The problems of domestic violence and child abuse are topics that deserve time in the media spotlight, but the Goodell dog and pony show of 2014 proves the NFL needs direction in shaping the message. By having several shifting sets of rules it is obvious Goodell is an opportunist only concerned about making points to appease or attract new fans.
Although the testimonies and commercial spots for nomore.org may be a good start towards addressing a glaring problem for athletes and men, more consistent efforts from historic organizations will be the only way to set a tone of defiance against domestic violence. At the end of the day, the NFL is composed of men playing for a historically violent league and playing an openly violent game and no Madison Avenue campaign will change that reality.
So, NFL this one goes out to you and your new self-righteous attitude about the violence you’ve profited from and that of which you have swept under countless rugs for almost a century.

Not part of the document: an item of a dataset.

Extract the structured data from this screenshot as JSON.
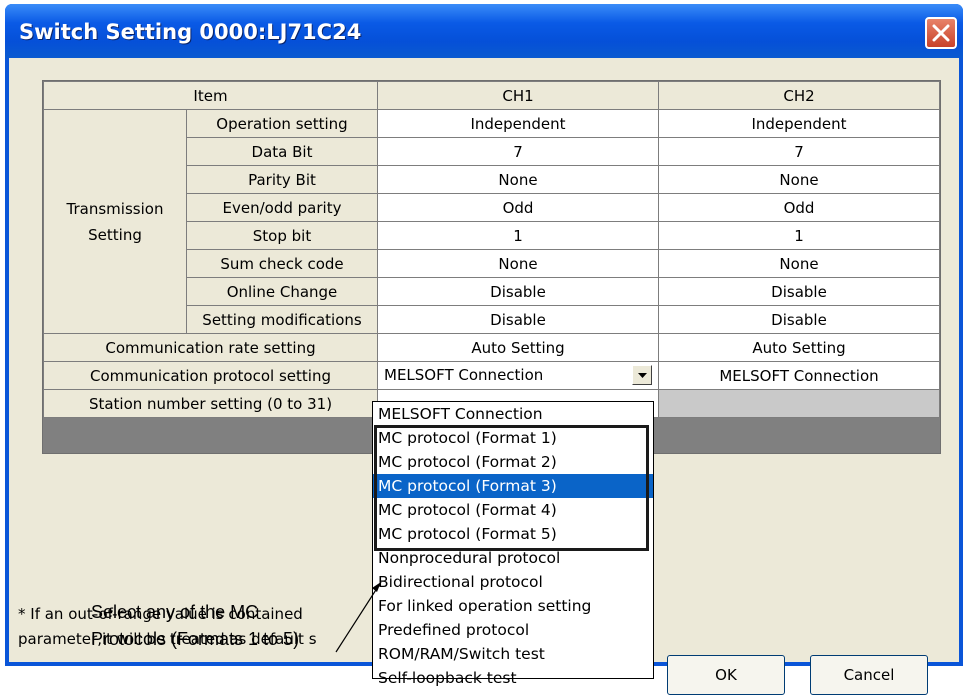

Don’t vilify these athletes. Help them to be better people and you athletes stop beating folks, you’re too strong and too good at your job. By the way, after you’ve decided how many millions you’re going to pay the former athletes who have sustained injury from their craft, pick up our trophy – you’re Boom Bap Radio’s September 2014 Douchey McDouche Bag Award winner.
You arrogant, short of memory, violent – douche bags!